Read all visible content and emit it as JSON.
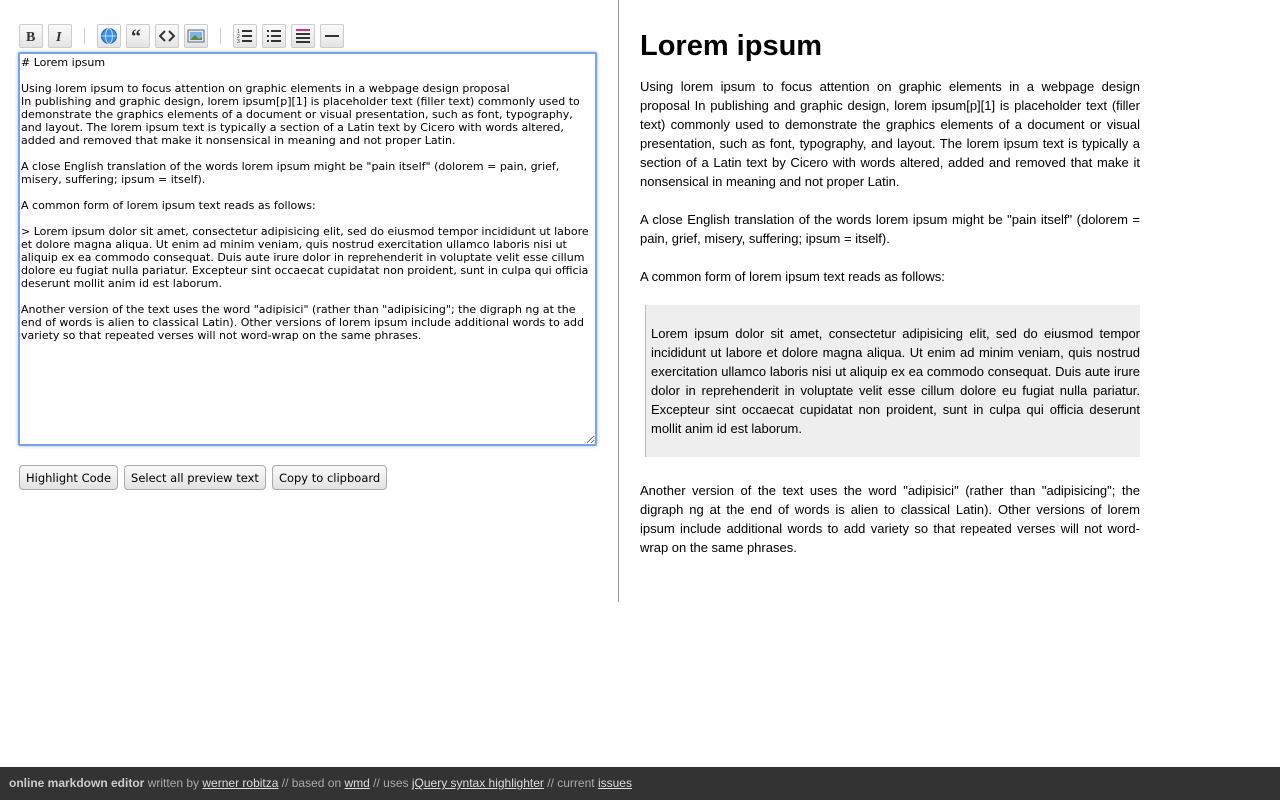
{
  "toolbar": {
    "buttons": [
      "bold-icon",
      "italic-icon",
      "link-icon",
      "quote-icon",
      "code-icon",
      "image-icon",
      "numbered-list-icon",
      "bullet-list-icon",
      "heading-icon",
      "horizontal-rule-icon"
    ]
  },
  "editor": {
    "value": "# Lorem ipsum\n\nUsing lorem ipsum to focus attention on graphic elements in a webpage design proposal\nIn publishing and graphic design, lorem ipsum[p][1] is placeholder text (filler text) commonly used to demonstrate the graphics elements of a document or visual presentation, such as font, typography, and layout. The lorem ipsum text is typically a section of a Latin text by Cicero with words altered, added and removed that make it nonsensical in meaning and not proper Latin.\n\nA close English translation of the words lorem ipsum might be \"pain itself\" (dolorem = pain, grief, misery, suffering; ipsum = itself).\n\nA common form of lorem ipsum text reads as follows:\n\n> Lorem ipsum dolor sit amet, consectetur adipisicing elit, sed do eiusmod tempor incididunt ut labore et dolore magna aliqua. Ut enim ad minim veniam, quis nostrud exercitation ullamco laboris nisi ut aliquip ex ea commodo consequat. Duis aute irure dolor in reprehenderit in voluptate velit esse cillum dolore eu fugiat nulla pariatur. Excepteur sint occaecat cupidatat non proident, sunt in culpa qui officia deserunt mollit anim id est laborum.\n\nAnother version of the text uses the word \"adipisici\" (rather than \"adipisicing\"; the digraph ng at the end of words is alien to classical Latin). Other versions of lorem ipsum include additional words to add variety so that repeated verses will not word-wrap on the same phrases."
  },
  "buttons": {
    "highlight": "Highlight Code",
    "select_all": "Select all preview text",
    "copy": "Copy to clipboard"
  },
  "preview": {
    "title": "Lorem ipsum",
    "p1": "Using lorem ipsum to focus attention on graphic elements in a webpage design proposal In publishing and graphic design, lorem ipsum[p][1] is placeholder text (filler text) commonly used to demonstrate the graphics elements of a document or visual presentation, such as font, typography, and layout. The lorem ipsum text is typically a section of a Latin text by Cicero with words altered, added and removed that make it nonsensical in meaning and not proper Latin.",
    "p2": "A close English translation of the words lorem ipsum might be \"pain itself\" (dolorem = pain, grief, misery, suffering; ipsum = itself).",
    "p3": "A common form of lorem ipsum text reads as follows:",
    "quote": "Lorem ipsum dolor sit amet, consectetur adipisicing elit, sed do eiusmod tempor incididunt ut labore et dolore magna aliqua. Ut enim ad minim veniam, quis nostrud exercitation ullamco laboris nisi ut aliquip ex ea commodo consequat. Duis aute irure dolor in reprehenderit in voluptate velit esse cillum dolore eu fugiat nulla pariatur. Excepteur sint occaecat cupidatat non proident, sunt in culpa qui officia deserunt mollit anim id est laborum.",
    "p4": "Another version of the text uses the word \"adipisici\" (rather than \"adipisicing\"; the digraph ng at the end of words is alien to classical Latin). Other versions of lorem ipsum include additional words to add variety so that repeated verses will not word-wrap on the same phrases."
  },
  "footer": {
    "brand": "online markdown editor",
    "written_by": " written by ",
    "author": "werner robitza",
    "based_on": " // based on ",
    "wmd": "wmd",
    "uses": " // uses ",
    "jquery": "jQuery syntax highlighter",
    "current": " // current ",
    "issues": "issues"
  }
}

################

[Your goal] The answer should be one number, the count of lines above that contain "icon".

[Exercise output] 10